Reba Chemicals has forged a niche for itself in the competitive water treatment and underwater treatment chemicals market. Based on Chloorkop, east of Johannesburg, the company has managed to grow its product and client portfolios by investing in new capacity and equipment.
Company founder Freddy Motau says the company supplies the domestic market with products ranging from water treatment chemicals and inorganic metal salts to industrial acids. Reba Chemicals counts Rand Water as one of its customers, and also exports to Botswana and Zimbabwe.
Established in 1982, the business needed to expand its operations if it hoped to continue growing. So, in 2012 it applied for support from MCEP.
“We didn’t have money to complete our new premises so we had to look for funds,” Motau says. “I applied to the dti in July 2012 and the new building was finished in March 2013.”
The cash injection helped the company build larger premises, employ more people and install new chemical-mixing machinery. “Some of the funds were also used for finishings and touch-ups. We had to do other things too, for example, installing gates and security.”
The most critical use of the funding was for machinery to improve production capabilities. This helped to grow Reba’s client base, while also offering a local source for chemicals that had previously been imported.
Inorganic metal salts is an example of import replacements that were now locally available.
“We decided to manufacture these products locally to save on shipping costs. And that’s how the company expanded.,” Motau says.
As Reba grew, Motau added more chemicals to its product portfolio. Its water treatment chemicals and industrial acids found a ready market in mining companies, while export markets also started to open up.
The success of the business and the ability to tap more MCEP funding if needed means expansion is always on the cards. And with that expansion comes the opportunity to create more jobs.
Like all small companies with ambitions to grow, Reba Chemicals has its hurdles to overcome.
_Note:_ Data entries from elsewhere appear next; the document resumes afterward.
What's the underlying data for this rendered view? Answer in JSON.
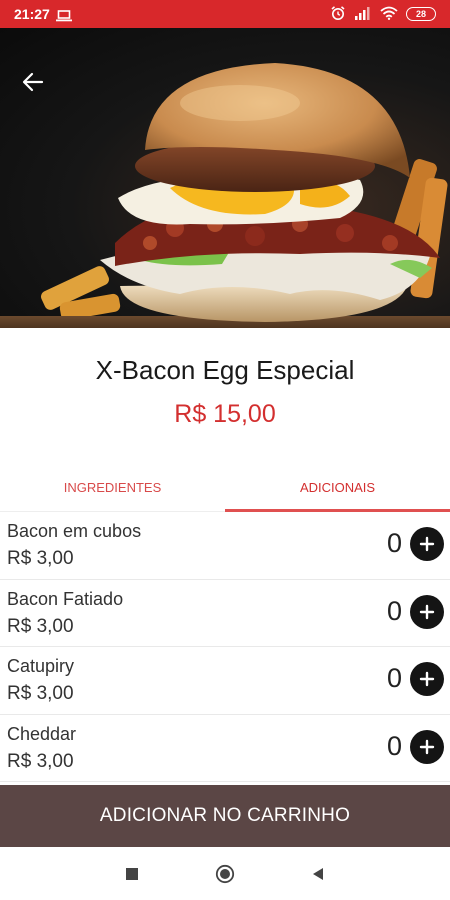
{
  "status_bar": {
    "time": "21:27",
    "battery": "28"
  },
  "product": {
    "title": "X-Bacon Egg Especial",
    "price": "R$ 15,00"
  },
  "tabs": [
    {
      "label": "INGREDIENTES",
      "active": false
    },
    {
      "label": "ADICIONAIS",
      "active": true
    }
  ],
  "addons": [
    {
      "name": "Bacon em cubos",
      "price": "R$ 3,00",
      "qty": "0"
    },
    {
      "name": "Bacon Fatiado",
      "price": "R$ 3,00",
      "qty": "0"
    },
    {
      "name": "Catupiry",
      "price": "R$ 3,00",
      "qty": "0"
    },
    {
      "name": "Cheddar",
      "price": "R$ 3,00",
      "qty": "0"
    }
  ],
  "cart_button": {
    "label": "ADICIONAR NO CARRINHO"
  },
  "colors": {
    "status_bar": "#d8282b",
    "price": "#d32f2f",
    "cart_button": "#5b4645"
  }
}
More technologically advanced machinery and technical skills are always in demand.
“If we manage to get new chemical manufacturing technology, we will certainly have the competitive advantage,” Motau says.